Written by Faith Anderson on August 24, 2011
Pediatrics Window Fall Study
Researchers involved in the new Pediatrics study reviewed data from the National Electronic Injury Surveillance System, which is maintained by the U.S. Consumer Product Safety Commission. The group monitors injuries involving consumer products which are treated in emergency departments nationwide. Researchers divided data from almost 4,000 patients into two groups: 0-4 years and 5-17 years, and found that younger children made up two-thirds of the injuries, with the injury rate highest at age two. According to the study, boys were involved in more falls from windows than girls were. Dr. Smith explains that these are children who are curious and don’t recognize the danger posed by an open window. Young children also tend to be top-heavy, with their center of gravity up near their chest, which may cause them to topple if they lean out an open window. While a few children involved in the study fell from a third-story window, many more fell from a first- or second-story window and sustained serious injuries.
Recommendations for Parents of Young Children

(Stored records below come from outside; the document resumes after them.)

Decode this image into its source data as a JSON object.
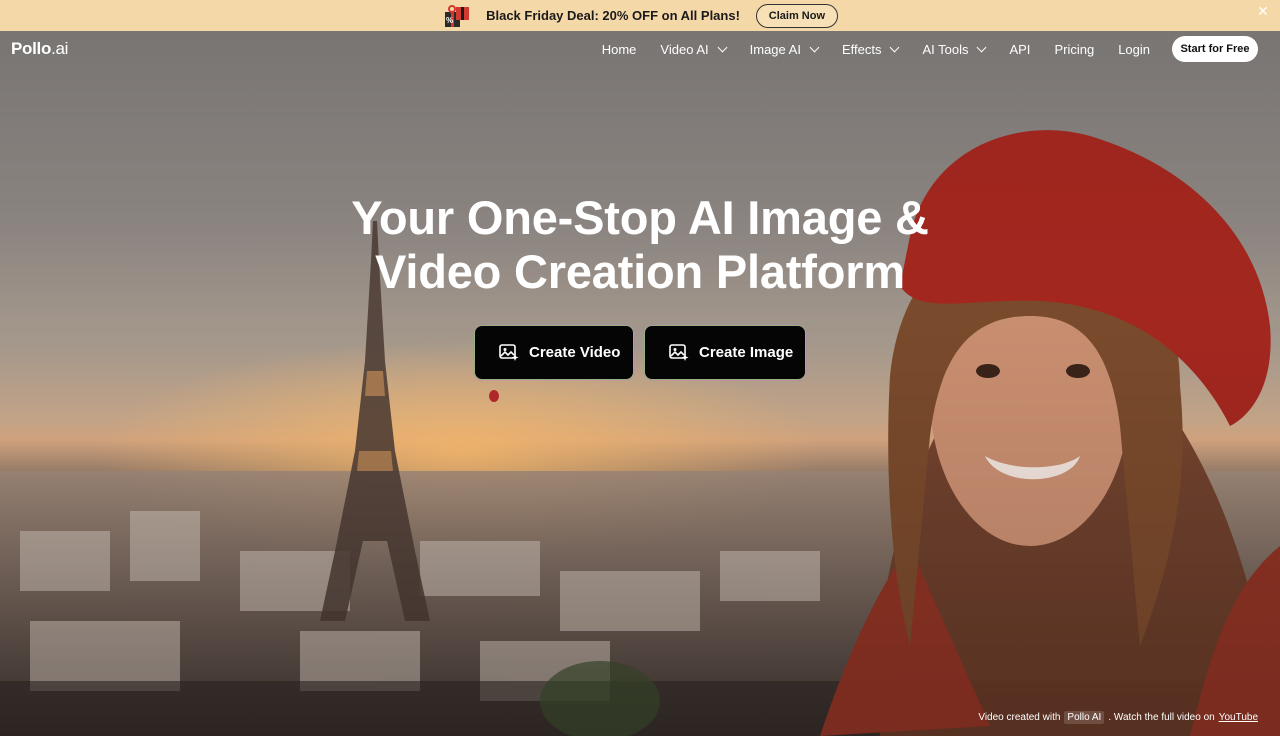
{
  "promo": {
    "text": "Black Friday Deal: 20% OFF on All Plans!",
    "button": "Claim Now",
    "close": "✕",
    "gift_icon": "gift-box-icon",
    "background": "#f5d8a8"
  },
  "nav": {
    "logo_main": "Pollo",
    "logo_suffix": ".ai",
    "items": [
      {
        "label": "Home",
        "dropdown": false
      },
      {
        "label": "Video AI",
        "dropdown": true
      },
      {
        "label": "Image AI",
        "dropdown": true
      },
      {
        "label": "Effects",
        "dropdown": true
      },
      {
        "label": "AI Tools",
        "dropdown": true
      },
      {
        "label": "API",
        "dropdown": false
      },
      {
        "label": "Pricing",
        "dropdown": false
      },
      {
        "label": "Login",
        "dropdown": false
      }
    ],
    "cta": "Start for Free"
  },
  "hero": {
    "headline_line1": "Your One-Stop AI Image &",
    "headline_line2": "Video Creation Platform",
    "create_video": "Create Video",
    "create_image": "Create Image",
    "cta_icon": "image-sparkle-icon"
  },
  "credit": {
    "prefix": "Video created with",
    "tool": "Pollo AI",
    "middle": ". Watch the full video on",
    "link": "YouTube"
  }
}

Researchers have advised parents of children younger than five to use window locks or guards and not to allow any window to be open more than four inches. In addition, parents should move furniture away from windows so children cannot climb on it and gain access to an open window. Parents of children older than five should educate them about the risk of climbing out of a window or jumping from it. According to the study, some cities like Boston and New York have implemented programs to combat the problem of serious window falls, which led to great reductions in this type of accident in those areas. These programs involved educating parents and the community about the importance of protecting children from falling out of open windows, as well as making window guards readily available to parents of young children. In fact, window guards became mandatory in New York City apartments where young children lived. Researchers involved in the Pediatrics study noted that there were limitations with the set of data reviewed, especially with fatality numbers, which doesn’t adequately represent the prevalence and serious nature of window falls.